Website and app data records:
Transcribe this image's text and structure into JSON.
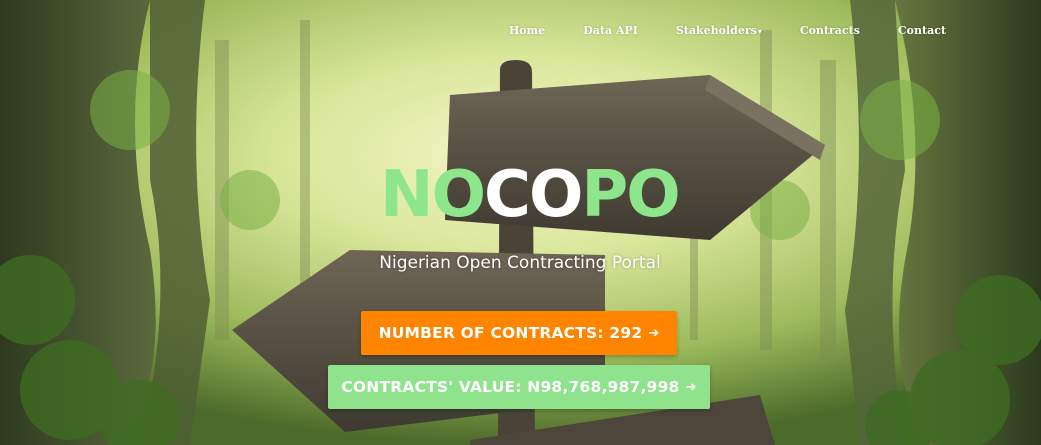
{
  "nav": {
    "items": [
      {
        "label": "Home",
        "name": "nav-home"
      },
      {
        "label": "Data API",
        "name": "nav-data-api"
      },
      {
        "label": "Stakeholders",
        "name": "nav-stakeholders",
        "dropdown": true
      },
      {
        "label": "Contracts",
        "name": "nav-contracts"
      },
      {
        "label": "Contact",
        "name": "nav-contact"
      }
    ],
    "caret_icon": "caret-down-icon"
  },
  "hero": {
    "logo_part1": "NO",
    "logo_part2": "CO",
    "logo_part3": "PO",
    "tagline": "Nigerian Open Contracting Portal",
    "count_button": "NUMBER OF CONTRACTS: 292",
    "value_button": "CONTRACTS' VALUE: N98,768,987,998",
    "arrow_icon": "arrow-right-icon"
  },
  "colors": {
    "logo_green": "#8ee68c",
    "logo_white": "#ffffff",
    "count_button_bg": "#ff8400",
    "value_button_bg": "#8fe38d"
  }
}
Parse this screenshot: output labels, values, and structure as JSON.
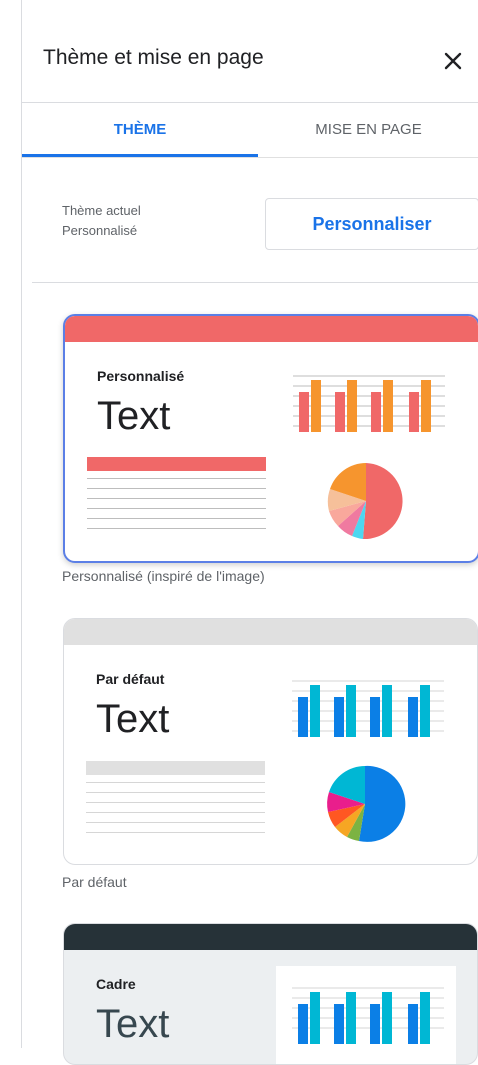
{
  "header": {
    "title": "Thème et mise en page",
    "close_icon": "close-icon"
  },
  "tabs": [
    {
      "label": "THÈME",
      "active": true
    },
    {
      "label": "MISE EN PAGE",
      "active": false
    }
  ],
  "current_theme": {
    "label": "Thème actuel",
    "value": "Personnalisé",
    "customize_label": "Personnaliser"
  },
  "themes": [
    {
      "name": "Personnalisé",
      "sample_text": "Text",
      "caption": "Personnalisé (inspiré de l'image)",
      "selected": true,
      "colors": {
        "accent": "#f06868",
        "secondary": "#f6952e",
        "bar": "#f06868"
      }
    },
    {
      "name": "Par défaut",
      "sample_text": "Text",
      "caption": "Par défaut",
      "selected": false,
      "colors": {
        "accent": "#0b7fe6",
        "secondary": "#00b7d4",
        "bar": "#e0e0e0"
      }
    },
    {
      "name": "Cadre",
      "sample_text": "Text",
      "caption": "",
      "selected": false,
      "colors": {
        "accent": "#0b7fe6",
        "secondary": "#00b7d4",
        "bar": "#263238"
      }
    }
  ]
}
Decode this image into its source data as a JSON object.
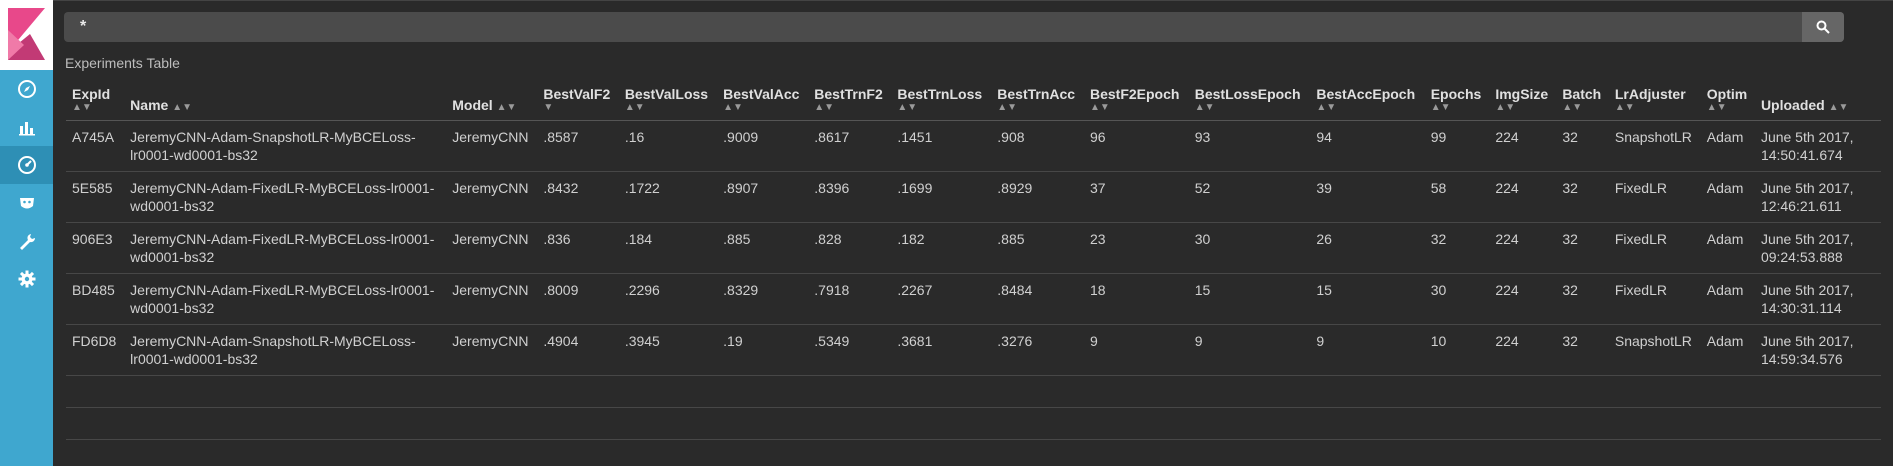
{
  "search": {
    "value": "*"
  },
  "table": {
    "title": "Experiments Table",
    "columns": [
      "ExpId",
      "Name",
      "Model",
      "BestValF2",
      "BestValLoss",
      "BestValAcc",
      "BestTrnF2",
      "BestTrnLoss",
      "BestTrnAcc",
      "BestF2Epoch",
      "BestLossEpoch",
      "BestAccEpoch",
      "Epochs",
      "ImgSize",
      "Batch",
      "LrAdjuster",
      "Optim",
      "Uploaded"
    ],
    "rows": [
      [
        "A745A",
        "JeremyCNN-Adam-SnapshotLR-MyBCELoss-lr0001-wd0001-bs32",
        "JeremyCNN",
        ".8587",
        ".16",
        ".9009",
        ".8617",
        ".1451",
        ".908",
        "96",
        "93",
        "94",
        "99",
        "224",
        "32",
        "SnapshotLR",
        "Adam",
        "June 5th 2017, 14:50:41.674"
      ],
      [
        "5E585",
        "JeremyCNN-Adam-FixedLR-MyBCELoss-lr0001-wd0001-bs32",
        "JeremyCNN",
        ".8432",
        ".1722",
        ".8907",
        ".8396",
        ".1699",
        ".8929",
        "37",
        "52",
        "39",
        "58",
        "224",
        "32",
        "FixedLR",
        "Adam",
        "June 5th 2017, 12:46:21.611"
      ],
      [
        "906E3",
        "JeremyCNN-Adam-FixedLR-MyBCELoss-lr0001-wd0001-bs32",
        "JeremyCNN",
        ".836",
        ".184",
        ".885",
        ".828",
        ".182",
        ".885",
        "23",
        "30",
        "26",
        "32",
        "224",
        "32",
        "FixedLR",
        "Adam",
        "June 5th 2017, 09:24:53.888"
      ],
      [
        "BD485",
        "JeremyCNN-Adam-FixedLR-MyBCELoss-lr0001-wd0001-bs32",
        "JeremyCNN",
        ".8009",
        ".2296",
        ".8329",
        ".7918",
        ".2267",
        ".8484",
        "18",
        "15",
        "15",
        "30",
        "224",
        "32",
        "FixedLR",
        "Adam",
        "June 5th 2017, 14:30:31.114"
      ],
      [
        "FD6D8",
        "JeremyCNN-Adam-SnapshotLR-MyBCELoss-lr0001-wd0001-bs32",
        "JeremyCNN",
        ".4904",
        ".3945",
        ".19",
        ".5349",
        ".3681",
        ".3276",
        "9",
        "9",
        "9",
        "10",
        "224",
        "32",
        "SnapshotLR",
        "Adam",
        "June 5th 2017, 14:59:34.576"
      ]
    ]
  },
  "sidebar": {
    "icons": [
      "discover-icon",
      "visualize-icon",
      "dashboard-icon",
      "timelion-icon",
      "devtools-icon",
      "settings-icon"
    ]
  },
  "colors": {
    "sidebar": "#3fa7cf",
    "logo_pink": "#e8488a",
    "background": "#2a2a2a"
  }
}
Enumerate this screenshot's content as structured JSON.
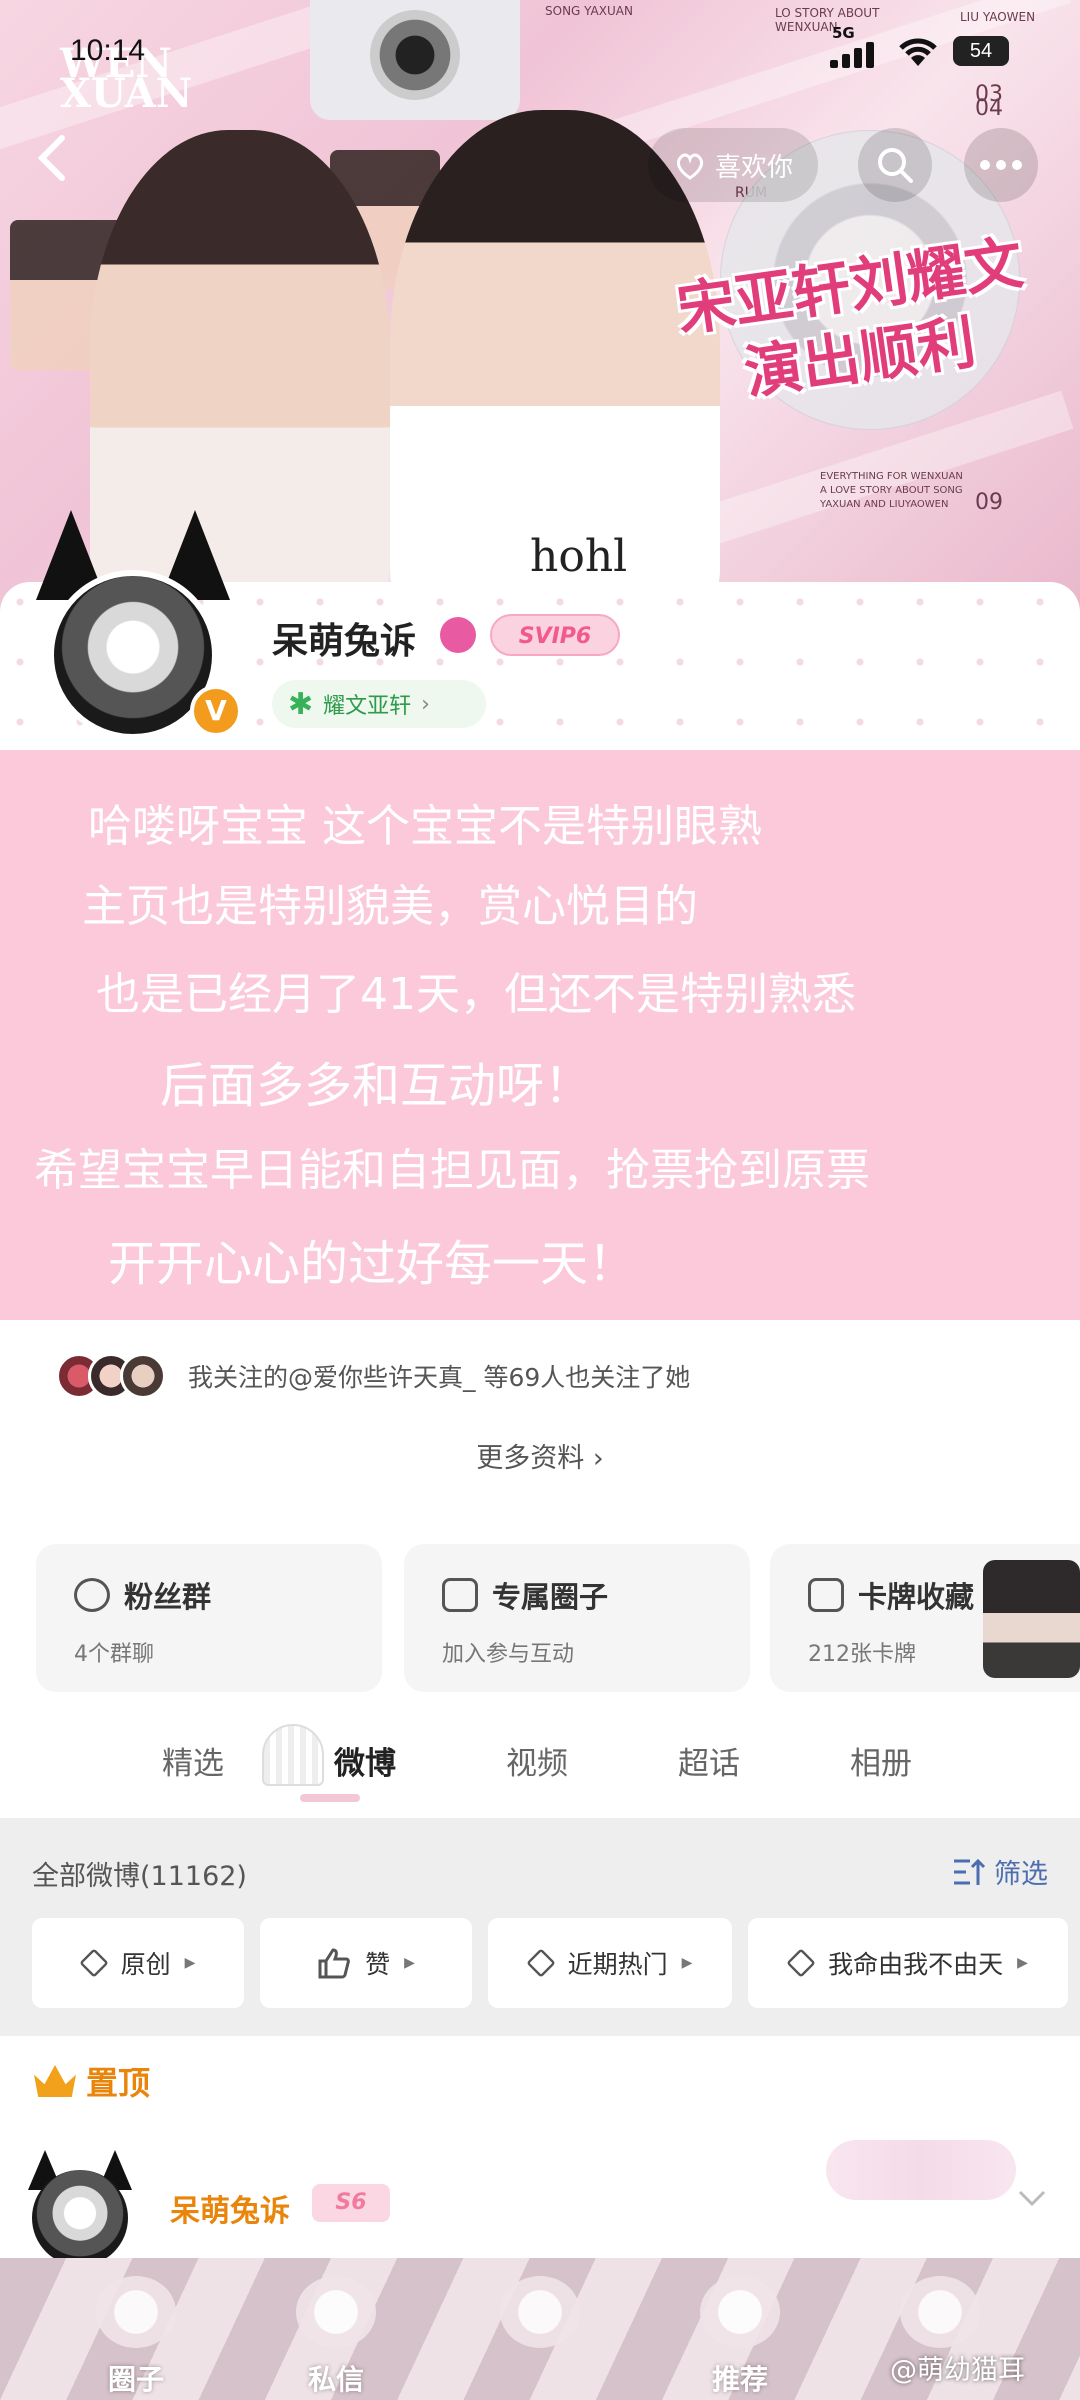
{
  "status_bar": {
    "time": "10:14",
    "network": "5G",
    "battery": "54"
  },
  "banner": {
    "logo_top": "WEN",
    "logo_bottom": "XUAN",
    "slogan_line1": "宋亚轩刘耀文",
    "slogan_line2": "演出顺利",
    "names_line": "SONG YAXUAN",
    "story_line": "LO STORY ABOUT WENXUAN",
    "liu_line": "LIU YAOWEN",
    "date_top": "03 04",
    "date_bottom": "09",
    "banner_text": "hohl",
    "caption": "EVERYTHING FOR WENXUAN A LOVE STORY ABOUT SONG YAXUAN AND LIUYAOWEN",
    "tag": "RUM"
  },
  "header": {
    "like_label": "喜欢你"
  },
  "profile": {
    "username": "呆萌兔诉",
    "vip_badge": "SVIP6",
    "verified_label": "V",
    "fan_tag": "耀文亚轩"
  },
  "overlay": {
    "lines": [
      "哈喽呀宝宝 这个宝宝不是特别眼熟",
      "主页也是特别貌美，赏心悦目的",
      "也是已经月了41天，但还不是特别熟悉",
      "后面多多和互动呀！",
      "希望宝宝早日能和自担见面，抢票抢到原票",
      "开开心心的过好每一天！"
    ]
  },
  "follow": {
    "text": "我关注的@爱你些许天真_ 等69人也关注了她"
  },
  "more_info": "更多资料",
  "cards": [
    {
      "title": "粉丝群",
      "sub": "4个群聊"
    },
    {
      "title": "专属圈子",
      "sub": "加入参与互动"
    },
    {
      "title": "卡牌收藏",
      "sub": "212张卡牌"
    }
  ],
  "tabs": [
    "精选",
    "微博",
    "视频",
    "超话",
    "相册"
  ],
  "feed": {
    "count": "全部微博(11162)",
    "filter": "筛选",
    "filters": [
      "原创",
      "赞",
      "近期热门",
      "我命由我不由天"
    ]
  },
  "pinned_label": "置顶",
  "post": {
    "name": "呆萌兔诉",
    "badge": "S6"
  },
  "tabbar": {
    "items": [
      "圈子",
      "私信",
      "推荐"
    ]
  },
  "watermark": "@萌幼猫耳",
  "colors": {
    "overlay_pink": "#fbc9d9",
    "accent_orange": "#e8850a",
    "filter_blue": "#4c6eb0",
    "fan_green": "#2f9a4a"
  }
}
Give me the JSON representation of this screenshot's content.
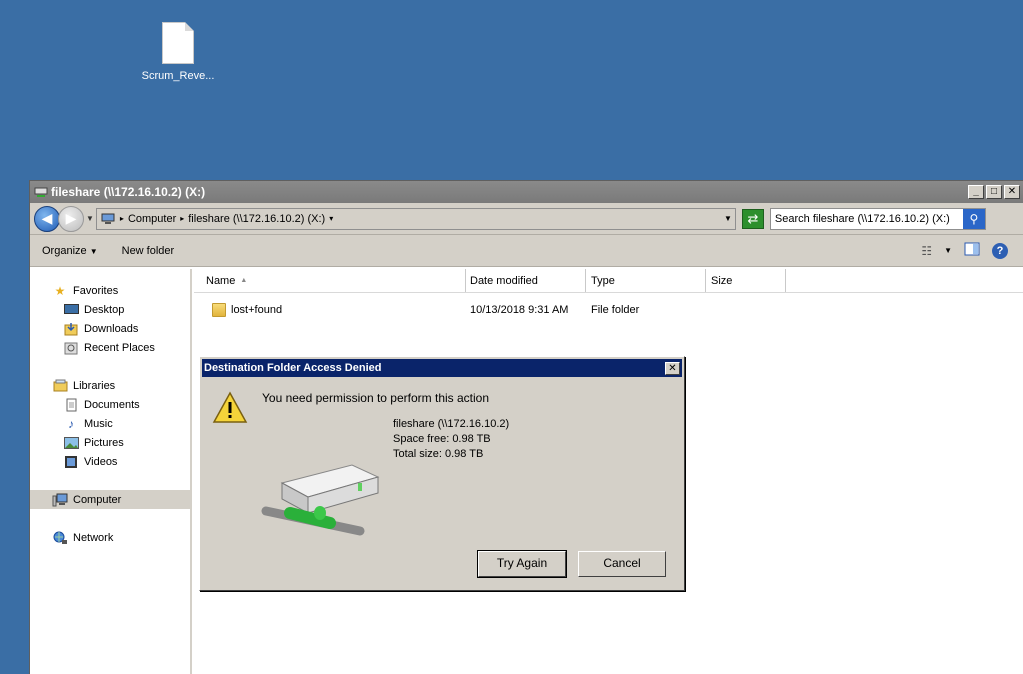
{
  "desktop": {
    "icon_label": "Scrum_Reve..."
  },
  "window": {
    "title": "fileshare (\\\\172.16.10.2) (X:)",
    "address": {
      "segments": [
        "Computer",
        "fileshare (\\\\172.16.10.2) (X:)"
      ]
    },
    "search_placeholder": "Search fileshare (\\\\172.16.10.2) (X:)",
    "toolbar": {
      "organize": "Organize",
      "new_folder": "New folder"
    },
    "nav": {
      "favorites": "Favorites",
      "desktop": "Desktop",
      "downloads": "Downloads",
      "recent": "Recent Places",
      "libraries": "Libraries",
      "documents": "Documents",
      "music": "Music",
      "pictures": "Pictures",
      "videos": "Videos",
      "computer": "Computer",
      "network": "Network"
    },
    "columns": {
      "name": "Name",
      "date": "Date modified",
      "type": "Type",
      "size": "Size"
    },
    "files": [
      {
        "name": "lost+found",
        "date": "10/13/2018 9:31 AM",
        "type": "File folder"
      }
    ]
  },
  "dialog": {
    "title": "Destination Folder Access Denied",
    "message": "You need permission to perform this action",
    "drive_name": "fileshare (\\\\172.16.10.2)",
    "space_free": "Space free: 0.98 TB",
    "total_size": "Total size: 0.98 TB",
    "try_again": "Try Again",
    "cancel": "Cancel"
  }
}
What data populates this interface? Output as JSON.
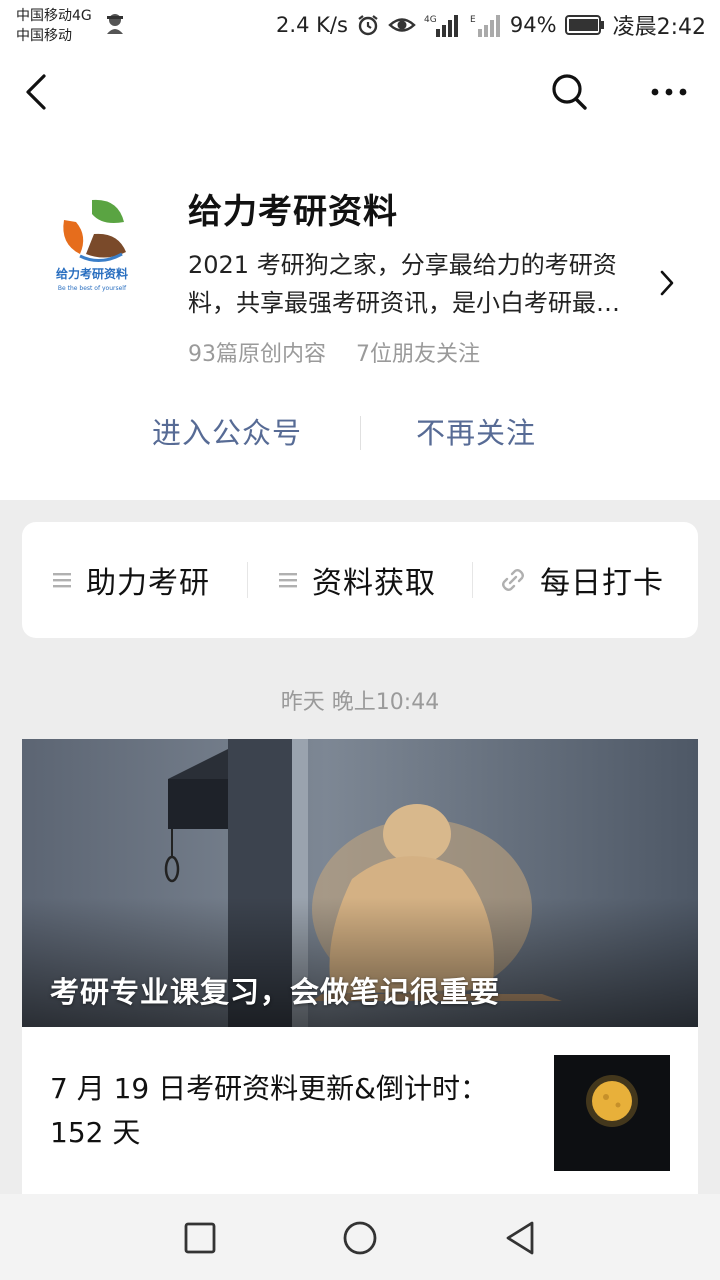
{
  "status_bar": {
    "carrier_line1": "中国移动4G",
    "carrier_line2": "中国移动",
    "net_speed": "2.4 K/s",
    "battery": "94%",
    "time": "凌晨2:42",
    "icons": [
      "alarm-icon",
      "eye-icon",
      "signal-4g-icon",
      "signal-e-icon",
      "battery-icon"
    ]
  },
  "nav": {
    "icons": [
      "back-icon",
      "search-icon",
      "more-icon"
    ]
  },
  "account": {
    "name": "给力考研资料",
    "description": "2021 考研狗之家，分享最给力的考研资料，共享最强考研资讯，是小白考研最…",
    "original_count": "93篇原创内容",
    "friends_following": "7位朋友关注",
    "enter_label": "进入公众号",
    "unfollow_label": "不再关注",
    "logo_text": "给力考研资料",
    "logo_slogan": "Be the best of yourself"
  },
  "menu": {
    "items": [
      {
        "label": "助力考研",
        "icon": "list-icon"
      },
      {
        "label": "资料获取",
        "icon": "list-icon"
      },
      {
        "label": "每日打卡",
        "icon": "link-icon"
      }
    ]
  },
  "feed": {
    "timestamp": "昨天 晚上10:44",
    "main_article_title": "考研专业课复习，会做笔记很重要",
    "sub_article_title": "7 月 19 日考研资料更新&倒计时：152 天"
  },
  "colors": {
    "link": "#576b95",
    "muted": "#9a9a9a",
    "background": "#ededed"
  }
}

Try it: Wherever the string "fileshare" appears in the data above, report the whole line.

Answer section:
    "title": "fileshare (\\\\172.16.10.2) (X:)",
        "fileshare (\\\\172.16.10.2) (X:)"
    "search_placeholder": "Search fileshare (\\\\172.16.10.2) (X:)",
    "drive_name": "fileshare (\\\\172.16.10.2)",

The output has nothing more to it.